Benjamin buys the house and accompanying zoo with the best of intentions, but soon realises that a new start doesn’t necessary make the memories or the hurt go away. The family struggles to settle and adjust to their new wilder surroundings. None more so that Benjamin’s son Dylan (Colin Ford), who is trying to come terms with the loss of his mother, moving home and of course being a teenager. Benjamin tries to reach out to him, but is rebuffed, so finding himself in the position that most parents will face at some point of not being able to reach their child. The two simply are unable to communicate. Dylan blames his father for dragging him away from his school and friends, whilst each time Benjamin looks at him he sees his wife. Watching the frustrations that both feel during these scenes is powerful film making.
Benjamin’s relationship with his daughter Rosie (Maggie Elizabeth Jones) is more straightforward, as she is at the age of easy acceptance and endless optimism. She is in her element in the zoo and wanders around in what seems like a constant state of amazement. However we never really see the affect that losing her mother has had on her, which is unfortunate, as it would have an interesting counterbalance to Dylan.

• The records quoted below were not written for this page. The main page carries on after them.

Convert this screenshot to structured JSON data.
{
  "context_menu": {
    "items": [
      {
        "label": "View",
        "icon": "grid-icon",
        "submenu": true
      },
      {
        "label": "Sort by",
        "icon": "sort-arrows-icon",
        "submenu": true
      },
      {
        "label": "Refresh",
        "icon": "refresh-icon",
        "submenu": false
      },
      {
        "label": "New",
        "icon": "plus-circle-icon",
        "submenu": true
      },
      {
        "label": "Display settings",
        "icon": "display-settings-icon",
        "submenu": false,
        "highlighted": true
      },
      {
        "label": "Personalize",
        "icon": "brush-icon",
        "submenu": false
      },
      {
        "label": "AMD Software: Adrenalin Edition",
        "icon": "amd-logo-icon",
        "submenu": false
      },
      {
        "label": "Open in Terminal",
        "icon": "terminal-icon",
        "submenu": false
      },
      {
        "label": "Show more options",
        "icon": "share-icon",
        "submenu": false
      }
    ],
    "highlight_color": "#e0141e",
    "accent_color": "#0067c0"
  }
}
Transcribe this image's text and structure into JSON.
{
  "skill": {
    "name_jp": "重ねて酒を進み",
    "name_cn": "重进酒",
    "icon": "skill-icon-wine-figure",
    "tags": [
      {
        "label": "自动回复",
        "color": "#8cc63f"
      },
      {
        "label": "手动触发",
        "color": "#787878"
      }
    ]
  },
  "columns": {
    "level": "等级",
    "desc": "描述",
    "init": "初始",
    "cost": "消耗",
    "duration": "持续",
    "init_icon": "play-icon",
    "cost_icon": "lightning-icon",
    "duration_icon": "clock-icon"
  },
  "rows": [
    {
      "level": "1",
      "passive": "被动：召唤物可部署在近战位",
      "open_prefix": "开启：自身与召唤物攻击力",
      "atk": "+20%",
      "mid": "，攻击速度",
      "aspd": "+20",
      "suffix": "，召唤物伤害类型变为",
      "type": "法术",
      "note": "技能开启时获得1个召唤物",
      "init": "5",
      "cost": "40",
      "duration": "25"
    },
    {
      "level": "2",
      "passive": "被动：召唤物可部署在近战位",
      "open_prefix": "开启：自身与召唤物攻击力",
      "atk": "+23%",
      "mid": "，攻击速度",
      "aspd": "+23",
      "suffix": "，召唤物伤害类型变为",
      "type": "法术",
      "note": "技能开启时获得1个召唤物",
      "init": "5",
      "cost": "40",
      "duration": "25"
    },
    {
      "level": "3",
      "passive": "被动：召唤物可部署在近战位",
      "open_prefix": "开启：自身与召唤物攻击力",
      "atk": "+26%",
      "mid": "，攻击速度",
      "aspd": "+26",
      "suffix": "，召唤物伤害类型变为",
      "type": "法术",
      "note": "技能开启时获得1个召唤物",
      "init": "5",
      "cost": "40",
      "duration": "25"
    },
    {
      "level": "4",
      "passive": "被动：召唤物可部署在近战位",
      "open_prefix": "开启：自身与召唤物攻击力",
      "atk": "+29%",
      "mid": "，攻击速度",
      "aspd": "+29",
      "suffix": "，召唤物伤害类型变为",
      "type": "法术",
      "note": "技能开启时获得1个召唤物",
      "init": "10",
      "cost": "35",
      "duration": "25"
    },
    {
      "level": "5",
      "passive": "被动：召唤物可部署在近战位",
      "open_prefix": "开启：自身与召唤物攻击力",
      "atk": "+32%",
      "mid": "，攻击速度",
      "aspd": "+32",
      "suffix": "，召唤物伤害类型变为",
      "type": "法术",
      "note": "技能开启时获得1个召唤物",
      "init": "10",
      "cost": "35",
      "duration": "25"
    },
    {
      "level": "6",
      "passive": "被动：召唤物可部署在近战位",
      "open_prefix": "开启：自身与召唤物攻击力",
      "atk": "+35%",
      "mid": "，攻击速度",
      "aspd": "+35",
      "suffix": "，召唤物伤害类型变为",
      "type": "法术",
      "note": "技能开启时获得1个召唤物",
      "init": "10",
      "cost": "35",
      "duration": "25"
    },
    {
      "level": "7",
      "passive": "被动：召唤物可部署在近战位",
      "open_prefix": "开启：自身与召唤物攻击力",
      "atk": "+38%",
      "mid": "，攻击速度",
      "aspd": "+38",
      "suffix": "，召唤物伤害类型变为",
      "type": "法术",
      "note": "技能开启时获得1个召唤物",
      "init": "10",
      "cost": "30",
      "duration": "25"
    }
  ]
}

However it is Benjamin’s on-going relationship with his wife Katherine (Stephanie Szostak) that is the hardest for Benjamin to deal with. Whilst the bustle of day-to-day life brings some much-needed distraction, it is the long hours after the kids have gone to bed that are the most difficult. Here Benjamin loses himself in his memories and although he clearly wants to, struggles to look at photos of the past life that he so desperately wants back. As Benjamin himself states; he simply can’t let go. Cameron judges these scenes well, focussing tight up on Damon throughout. You feel an element of what he must be going through, but at no time do you feel that you are intruding.
But onto the zoo, which provides some much needed distraction and focus for the family. They say animals have a healing quality and that is certainly true here. The supporting cast of zookeepers aren’t too mean on their new and very eager boss and allow him to learn the ropes whilst decked out in his shinny new work-boots. Benjamin’s brother (Thomas Haden Church), brings some real comedic balance to proceedings and looks on in bemusement and tries to talk him out of the whole daft adventure before it ruins him. A brief cameo by John Michael Higgins as the zoo inspector forges the team together in order to bring the zoo up to spec and provides some of the most entertaining and more light-hearted moments.
I have never been in this situation that the real life Benjamin Mee found himself in and I hope that I never have to, so I do not know how realistic the portrayal of the loss was. It did however feel real to me. I felt as if I lived with the family for a couple of hours. I laughed with them, I cried with them and I felt joy with them.
This is no truer than in the final scene. Here Crowe elicits a moment of real joy from what could be a moment of real sadness, and is the perfect example of the incredible gift that Crowe has of being able to strip away what is unnecessary and show you what is important. Often it is the simple things that get you.
Review by Will Malone